Swedish police have raised concerns that weapons delivered to Ukraine by its Western allies could travel to the Scandinavian country and end up in the arsenals of criminal gangs once the conflict ends.
Speaking to Swedish Radio on Monday, Crime Commissioner Gunnar Appelgren warned: “there is probably a high risk of illegal arms flows entering Swedenwhen peace is restored in Ukraine.
The official explained that while weapons are now in high demand in the country’s conflict zones, when hostilities end, Ukrainians will be left with a surplus of weapons. Criminal groups could try to monetize the situation, according to Appelgren.
The police commissioner noted that most of the weapons currently used by criminal gangs in Sweden come from the Balkan wars of the 1990s.”Lots of automatic weapons arrived, AK47s,said Appelgren, adding that hand grenades also made their way to Sweden a few years ago.
Sweden, among other European countries as well as the United States, the United Kingdom and Australia, has provided arms and ammunition to Ukraine to help it repel the Russian military offensive launched at the end of February by President Vladimir Putin.
In recent years, the Scandinavian nation has seen an increase in violent crime, with street gangs settling scores with guns – something Appelgren appeared to be referring to, saying: “we have conflicts in Sweden.”
Ylva Johansson, a Swedish politician serving as EU home affairs commissioner, echoed the police commissioner’s concerns in late May. The Swedish newspaper Dagens Nyheter quoted her as saying:with Putin’s war in Ukraine, we see a very high risk of an increase in criminal arms trafficking.”
During his visit to the Moldavian-Romanian border, Johansson also noted that “long after the war in the former Yugoslavia, we see the consequences in Sweden, where weapons of war are used in criminal shootings.”
The EU official pledged at the time that the European Commission would present a proposal to prevent, detect and investigate the illegal trade in firearms by the end of the summer.
Experts quoted in the Dagens Nyheter article as well as Johansson warned that criminals in Sweden could even potentially get their hands on armour-piercing bullets smuggled in from Ukraine.

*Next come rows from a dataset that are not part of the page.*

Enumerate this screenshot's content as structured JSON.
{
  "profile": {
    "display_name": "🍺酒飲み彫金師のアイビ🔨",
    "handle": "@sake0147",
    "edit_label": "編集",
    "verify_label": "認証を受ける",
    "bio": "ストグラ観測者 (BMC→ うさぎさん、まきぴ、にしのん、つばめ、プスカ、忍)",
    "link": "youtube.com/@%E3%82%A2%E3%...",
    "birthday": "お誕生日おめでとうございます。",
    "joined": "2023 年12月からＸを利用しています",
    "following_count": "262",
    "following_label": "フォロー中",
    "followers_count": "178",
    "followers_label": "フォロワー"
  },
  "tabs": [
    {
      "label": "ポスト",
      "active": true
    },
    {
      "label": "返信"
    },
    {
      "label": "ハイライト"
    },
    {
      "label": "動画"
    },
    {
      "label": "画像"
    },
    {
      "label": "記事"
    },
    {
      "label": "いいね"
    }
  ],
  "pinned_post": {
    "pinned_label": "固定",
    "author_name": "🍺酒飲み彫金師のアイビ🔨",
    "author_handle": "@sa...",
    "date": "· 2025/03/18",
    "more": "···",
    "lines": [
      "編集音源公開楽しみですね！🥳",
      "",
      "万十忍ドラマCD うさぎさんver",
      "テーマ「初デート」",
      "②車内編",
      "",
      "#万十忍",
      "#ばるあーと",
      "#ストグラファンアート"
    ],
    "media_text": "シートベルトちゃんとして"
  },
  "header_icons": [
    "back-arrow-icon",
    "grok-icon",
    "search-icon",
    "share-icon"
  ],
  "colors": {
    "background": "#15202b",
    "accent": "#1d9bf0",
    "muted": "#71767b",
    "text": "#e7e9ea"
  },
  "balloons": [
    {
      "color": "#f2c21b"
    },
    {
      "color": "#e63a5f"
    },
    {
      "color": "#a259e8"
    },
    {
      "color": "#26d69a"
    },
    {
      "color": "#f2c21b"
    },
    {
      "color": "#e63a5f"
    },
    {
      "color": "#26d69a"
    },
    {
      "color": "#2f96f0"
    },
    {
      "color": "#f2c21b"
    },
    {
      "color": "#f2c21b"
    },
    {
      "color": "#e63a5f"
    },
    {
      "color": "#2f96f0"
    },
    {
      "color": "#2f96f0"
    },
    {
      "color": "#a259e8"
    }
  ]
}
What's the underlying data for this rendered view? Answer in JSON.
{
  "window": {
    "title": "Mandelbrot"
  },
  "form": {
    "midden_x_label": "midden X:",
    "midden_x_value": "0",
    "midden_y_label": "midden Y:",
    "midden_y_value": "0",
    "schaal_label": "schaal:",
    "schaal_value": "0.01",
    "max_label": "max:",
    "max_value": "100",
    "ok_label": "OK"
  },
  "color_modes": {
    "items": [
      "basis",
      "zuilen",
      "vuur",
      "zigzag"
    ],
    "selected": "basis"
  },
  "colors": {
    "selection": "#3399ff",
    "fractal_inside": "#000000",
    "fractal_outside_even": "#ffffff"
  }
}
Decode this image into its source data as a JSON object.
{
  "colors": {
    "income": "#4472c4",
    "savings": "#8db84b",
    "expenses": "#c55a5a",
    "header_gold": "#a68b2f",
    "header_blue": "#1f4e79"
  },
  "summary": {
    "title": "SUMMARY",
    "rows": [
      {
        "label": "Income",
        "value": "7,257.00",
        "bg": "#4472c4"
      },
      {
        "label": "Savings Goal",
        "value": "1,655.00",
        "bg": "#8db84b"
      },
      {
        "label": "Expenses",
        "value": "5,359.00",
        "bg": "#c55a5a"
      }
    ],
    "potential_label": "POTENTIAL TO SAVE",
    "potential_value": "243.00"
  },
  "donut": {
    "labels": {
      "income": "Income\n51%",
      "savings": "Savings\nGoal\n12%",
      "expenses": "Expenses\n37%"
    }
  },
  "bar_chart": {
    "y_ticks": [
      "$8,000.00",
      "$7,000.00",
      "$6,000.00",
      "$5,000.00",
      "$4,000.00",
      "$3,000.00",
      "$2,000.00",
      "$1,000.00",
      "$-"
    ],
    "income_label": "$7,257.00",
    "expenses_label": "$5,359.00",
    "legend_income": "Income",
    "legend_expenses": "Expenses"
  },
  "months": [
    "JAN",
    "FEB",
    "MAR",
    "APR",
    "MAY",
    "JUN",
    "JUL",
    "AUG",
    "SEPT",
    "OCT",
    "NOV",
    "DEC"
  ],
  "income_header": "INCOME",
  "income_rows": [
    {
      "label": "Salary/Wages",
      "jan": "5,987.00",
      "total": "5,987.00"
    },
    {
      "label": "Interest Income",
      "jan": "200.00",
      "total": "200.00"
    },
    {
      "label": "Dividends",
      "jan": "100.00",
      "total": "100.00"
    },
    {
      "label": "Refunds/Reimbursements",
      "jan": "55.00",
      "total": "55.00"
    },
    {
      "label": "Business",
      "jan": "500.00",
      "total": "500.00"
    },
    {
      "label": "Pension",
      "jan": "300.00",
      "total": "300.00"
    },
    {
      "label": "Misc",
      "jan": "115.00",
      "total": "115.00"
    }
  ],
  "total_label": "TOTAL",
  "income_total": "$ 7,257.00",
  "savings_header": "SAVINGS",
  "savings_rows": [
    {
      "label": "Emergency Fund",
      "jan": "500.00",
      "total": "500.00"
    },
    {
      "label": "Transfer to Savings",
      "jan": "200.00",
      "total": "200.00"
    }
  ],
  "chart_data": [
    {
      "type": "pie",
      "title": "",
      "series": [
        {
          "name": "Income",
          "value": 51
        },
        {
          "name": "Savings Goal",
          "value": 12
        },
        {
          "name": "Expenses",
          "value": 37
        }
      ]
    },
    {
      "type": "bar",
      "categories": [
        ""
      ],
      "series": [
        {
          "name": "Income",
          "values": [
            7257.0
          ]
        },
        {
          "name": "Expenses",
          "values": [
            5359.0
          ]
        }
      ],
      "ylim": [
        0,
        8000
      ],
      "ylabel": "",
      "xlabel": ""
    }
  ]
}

At the end of May, the head of Europol, Catherine De Bolle, told the German media that one of the major concerns of her organization was the “where are the weapons that are currently being delivered to Ukraine?“She too compared the current situation to”that of 30 years ago during the Balkan war.”
You can share this story on social media: